Also, the Civil Monetary Penalties Law imposes liability on a person who offers or pays to a Medicare or Medicaid beneficiary remuneration that the person knows or should know is likely to influence the beneficiary to order an item or service payable by a federal health care program. The PPACA amends the definition of “remuneration” under these circumstances to exclude, among other things, (a) a payment of remuneration that promotes access to care and poses a low risk of harm to patients and federal health care programs, and (b) the offer or transfer of items or services for free or less than fair market value to a person in financial need if certain conditions are met. This change to the definition of “remuneration” could allow activities that many not-for-profit health care providers would consider consistent with their charitable missions. However, such activities must be carefully analyzed to ensure that they would not violate the Civil Monetary Penalties Law, even as amended by the PPACA.
Criminal Health Care Fraud Statute
The exposure to criminal liability that results from the amendments to the Anti-Kickback Statute, as discussed above, is increased in light of the PPACA’s amendment to the criminal health care fraud statute, a separate law. As with the Anti-Kickback Statute, the PPACA provides that actual knowledge of the criminal health care fraud statute, or specific intent to violate the statute, is not required. Furthermore, violations of the Anti-Kickback Statute, along with violations of the Food, Drug, and Cosmetic Act and certain provisions of the Employee Retirement Income Security Act (ERISA), are now considered criminal health care fraud violations.
Enforcement and Penalties

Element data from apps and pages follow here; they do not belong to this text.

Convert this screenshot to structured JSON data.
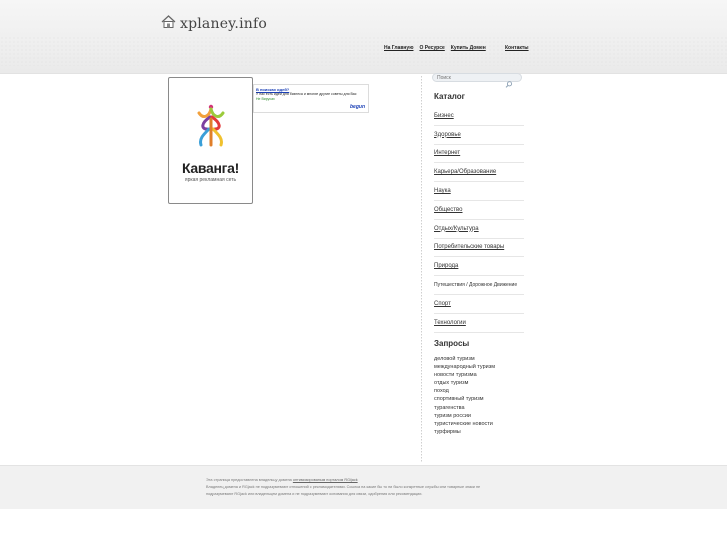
{
  "site": {
    "logo_text": "xplaney.info"
  },
  "nav": {
    "items": [
      "На Главную",
      "О Ресурсе",
      "Купить Домен"
    ],
    "contact": "Контакты"
  },
  "search": {
    "placeholder": "Поиск"
  },
  "ad_banner": {
    "brand": "Каванга!",
    "tagline": "яркая рекламная сеть"
  },
  "text_ad": {
    "title": "В поисках идей?",
    "body": "У нас есть идеи для бизнеса и многие другие советы для Вас",
    "url": "Не Вирусах",
    "network": "begun"
  },
  "catalog": {
    "heading": "Каталог",
    "items": [
      "Бизнес",
      "Здоровье",
      "Интернет",
      "Карьера/Образование",
      "Наука",
      "Общество",
      "Отдых/Культура",
      "Потребительские товары",
      "Природа",
      "Путешествия / Дорожное Движение",
      "Спорт",
      "Технологии"
    ]
  },
  "queries": {
    "heading": "Запросы",
    "items": [
      "деловой туризм",
      "международный туризм",
      "новости туризма",
      "отдых туризм",
      "поход",
      "спортивный туризм",
      "турагенства",
      "туризм россии",
      "туристические новости",
      "турфирмы"
    ]
  },
  "footer": {
    "line1_prefix": "Эта страница предоставлена владельцу домена",
    "line1_link": "оптимизированым порталом RGijack",
    "line2": "Владелец домена и RGjack не подразумевают отношений с рекламодателями. Ссылка на какие бы то ни было конкретные службы или товарные знаки не",
    "line3": "подразумевают RGjack или владельцем домена и не подразумевают основания для связи, одобрения или рекомендации."
  }
}
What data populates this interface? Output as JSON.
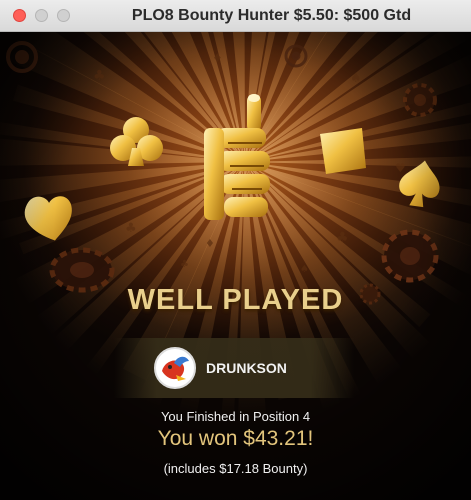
{
  "window": {
    "title": "PLO8 Bounty Hunter $5.50: $500 Gtd"
  },
  "result": {
    "headline": "WELL PLAYED",
    "player_name": "DRUNKSON",
    "finished_text": "You Finished in Position 4",
    "won_text": "You won $43.21!",
    "bounty_text": "(includes $17.18 Bounty)"
  },
  "colors": {
    "accent_gold": "#e9cf8c",
    "background_glow": "#b4601c"
  },
  "icons": [
    "thumbs-up-icon",
    "club-icon",
    "heart-icon",
    "diamond-icon",
    "spade-icon",
    "poker-chip-icon",
    "gear-icon"
  ]
}
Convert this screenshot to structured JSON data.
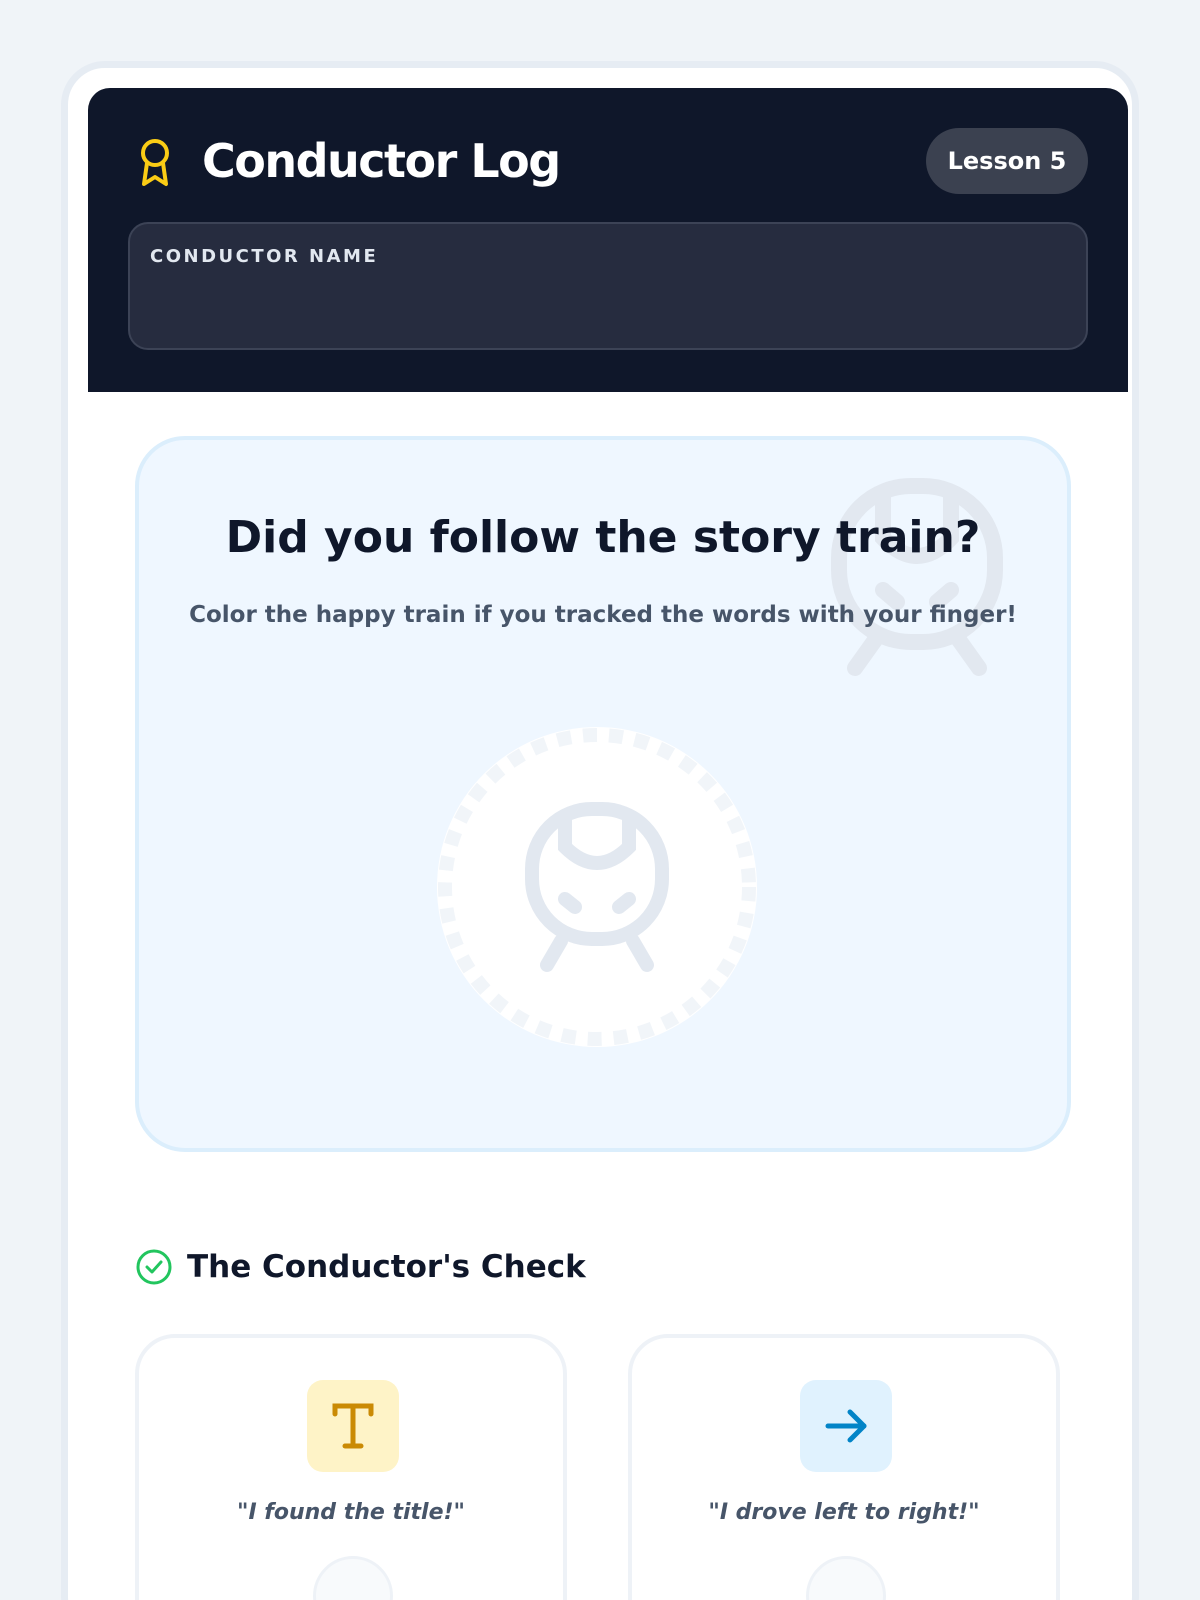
{
  "header": {
    "title": "Conductor Log",
    "lesson_badge": "Lesson 5",
    "name_field": {
      "label": "CONDUCTOR NAME",
      "value": ""
    },
    "award_icon": "award-ribbon-icon"
  },
  "question_card": {
    "title": "Did you follow the story train?",
    "subtitle": "Color the happy train if you tracked the words with your finger!",
    "watermark_icon": "train-icon",
    "coloring_target_icon": "train-icon"
  },
  "conductor_check": {
    "heading": "The Conductor's Check",
    "heading_icon": "check-circle-icon",
    "items": [
      {
        "quote": "\"I found the title!\"",
        "icon": "type-icon"
      },
      {
        "quote": "\"I drove left to right!\"",
        "icon": "arrow-right-icon"
      }
    ]
  },
  "colors": {
    "header_bg": "#0f172a",
    "accent_yellow": "#facc15",
    "check_green": "#22c55e",
    "card_bg": "#eff7ff",
    "arrow_blue": "#0284c7",
    "type_amber": "#ca8a04"
  }
}
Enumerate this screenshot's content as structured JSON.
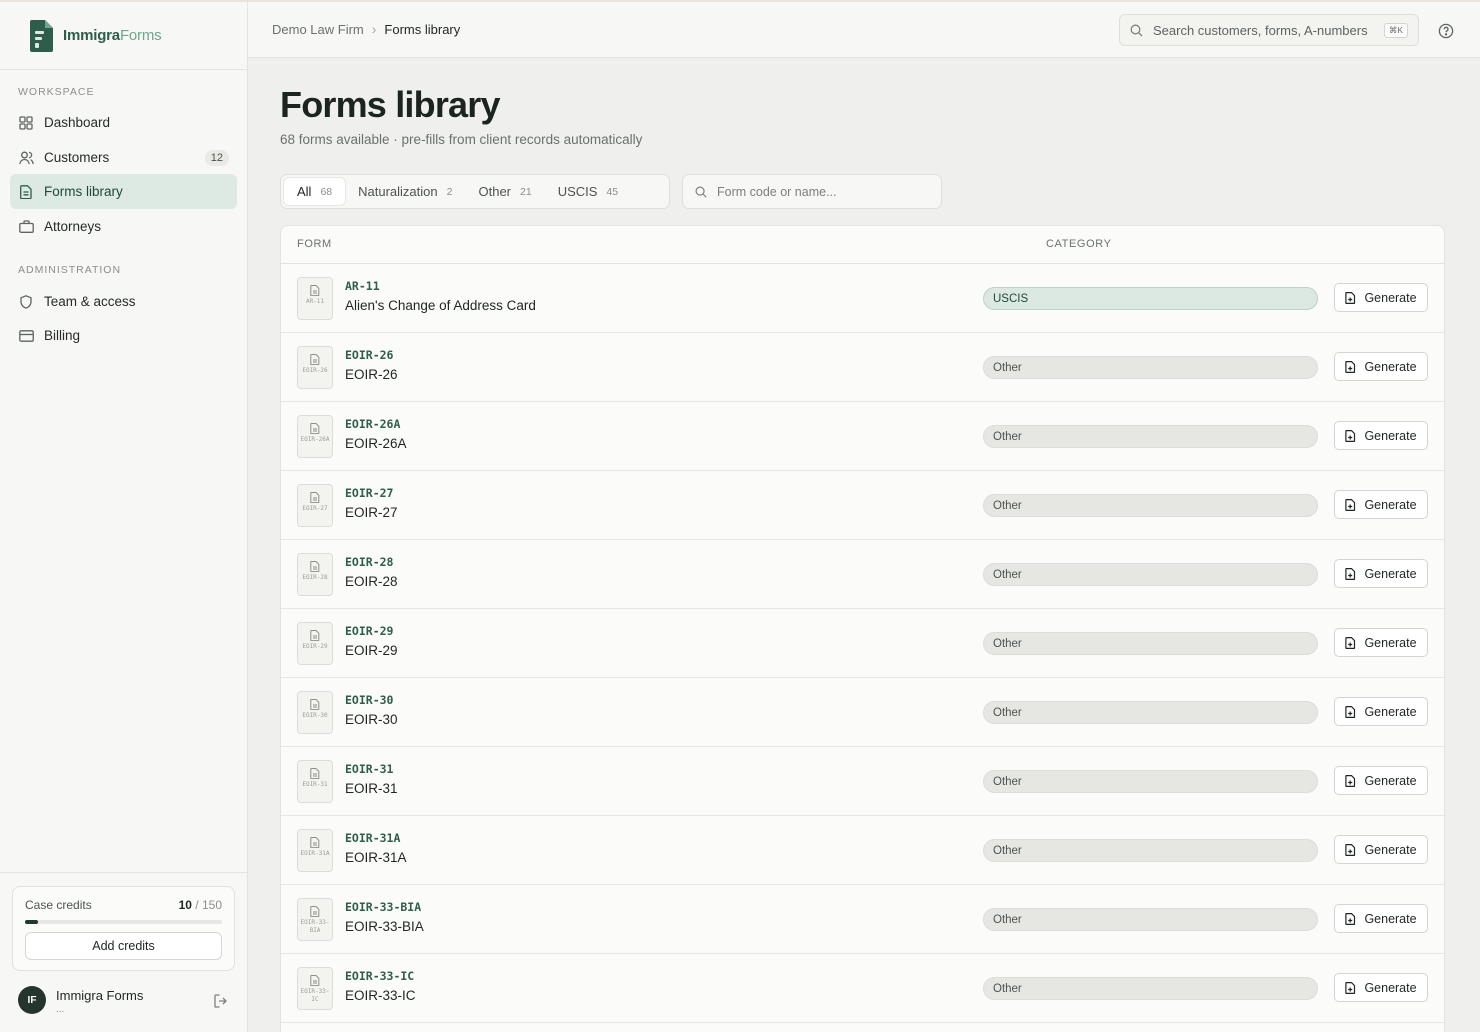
{
  "brand": {
    "name_bold": "Immigra",
    "name_light": "Forms"
  },
  "sidebar": {
    "workspace_label": "WORKSPACE",
    "admin_label": "ADMINISTRATION",
    "items": [
      {
        "label": "Dashboard",
        "icon": "grid-icon"
      },
      {
        "label": "Customers",
        "icon": "users-icon",
        "badge": "12"
      },
      {
        "label": "Forms library",
        "icon": "document-icon",
        "active": true
      },
      {
        "label": "Attorneys",
        "icon": "briefcase-icon"
      },
      {
        "label": "Team & access",
        "icon": "shield-icon"
      },
      {
        "label": "Billing",
        "icon": "credit-card-icon"
      }
    ],
    "credits": {
      "label": "Case credits",
      "used": "10",
      "total": "/ 150",
      "fraction": 0.0667,
      "button": "Add credits"
    },
    "user": {
      "initials": "IF",
      "name": "Immigra Forms",
      "sub": "..."
    }
  },
  "topbar": {
    "breadcrumb": {
      "parent": "Demo Law Firm",
      "current": "Forms library"
    },
    "search_placeholder": "Search customers, forms, A-numbers",
    "shortcut": "⌘K"
  },
  "page": {
    "title": "Forms library",
    "subtitle": "68 forms available · pre-fills from client records automatically",
    "tabs": [
      {
        "label": "All",
        "count": "68",
        "active": true
      },
      {
        "label": "Naturalization",
        "count": "2"
      },
      {
        "label": "Other",
        "count": "21"
      },
      {
        "label": "USCIS",
        "count": "45"
      }
    ],
    "filter_placeholder": "Form code or name..."
  },
  "table": {
    "col_form": "FORM",
    "col_category": "CATEGORY",
    "action_label": "Generate",
    "rows": [
      {
        "code": "AR-11",
        "icon_code": "AR-11",
        "name": "Alien's Change of Address Card",
        "category": "USCIS"
      },
      {
        "code": "EOIR-26",
        "icon_code": "EOIR-26",
        "name": "EOIR-26",
        "category": "Other"
      },
      {
        "code": "EOIR-26A",
        "icon_code": "EOIR-26A",
        "name": "EOIR-26A",
        "category": "Other"
      },
      {
        "code": "EOIR-27",
        "icon_code": "EOIR-27",
        "name": "EOIR-27",
        "category": "Other"
      },
      {
        "code": "EOIR-28",
        "icon_code": "EOIR-28",
        "name": "EOIR-28",
        "category": "Other"
      },
      {
        "code": "EOIR-29",
        "icon_code": "EOIR-29",
        "name": "EOIR-29",
        "category": "Other"
      },
      {
        "code": "EOIR-30",
        "icon_code": "EOIR-30",
        "name": "EOIR-30",
        "category": "Other"
      },
      {
        "code": "EOIR-31",
        "icon_code": "EOIR-31",
        "name": "EOIR-31",
        "category": "Other"
      },
      {
        "code": "EOIR-31A",
        "icon_code": "EOIR-31A",
        "name": "EOIR-31A",
        "category": "Other"
      },
      {
        "code": "EOIR-33-BIA",
        "icon_code": "EOIR-33-BIA",
        "name": "EOIR-33-BIA",
        "category": "Other"
      },
      {
        "code": "EOIR-33-IC",
        "icon_code": "EOIR-33-IC",
        "name": "EOIR-33-IC",
        "category": "Other"
      }
    ]
  },
  "colors": {
    "accent": "#2f5d4c",
    "active_bg": "#dde9e3",
    "uscis_bg": "#dce9e2"
  }
}
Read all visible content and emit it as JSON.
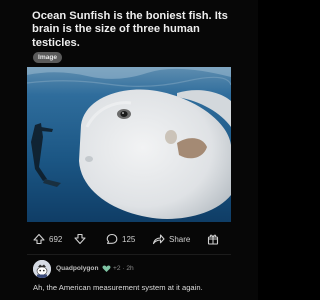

The health care reform law will result in increased anti-fraud enforcement activities. The PPACA appropriates $100 million for fiscal years 2011 through 2020, and the Health Care and Education Reconciliation Act of 2010 appropriates $250 million for fiscal years 2011 through 2016, to cover administrative and operational costs of health care fraud and abuse control programs. Further, audits by Recovery Audit Contractors will be expanded to include Medicaid and Medicare Parts C and D. In addition, the PPACA increases penalties for certain violations. It provides for suspension of Medicare and Medicaid payments during the investigation of a credible allegation of fraud, unless the U.S. Department of Health and Human Services determines that there is good cause not to suspend payments. Also, it amends the Federal Sentencing Guidelines to increase offense levels from 20 to 50 percent where the loss to the government exceeds $1 million.
Taken together, the anti-fraud provisions in the PPACA may increase health care providers’ exposure to administrative, civil and criminal liability. Specifically, liability under the False Claims Act and various criminal statutes has been significantly expanded. Health care providers are advised to carefully structure transactions so as to avoid violations of the Anti-Kickback Statute, which now expressly constitute false claims. Also, health care providers should institute robust auditing procedures in order to discover and return overpayments to the government.
For more information, please contact your regular Hinshaw attorney.
This alert has been prepared by Hinshaw & Culbertson LLP to provide information on recent legal developments of interest to our readers. It is not intended to provide legal advice for a specific situation or to create an attorney-client relationship.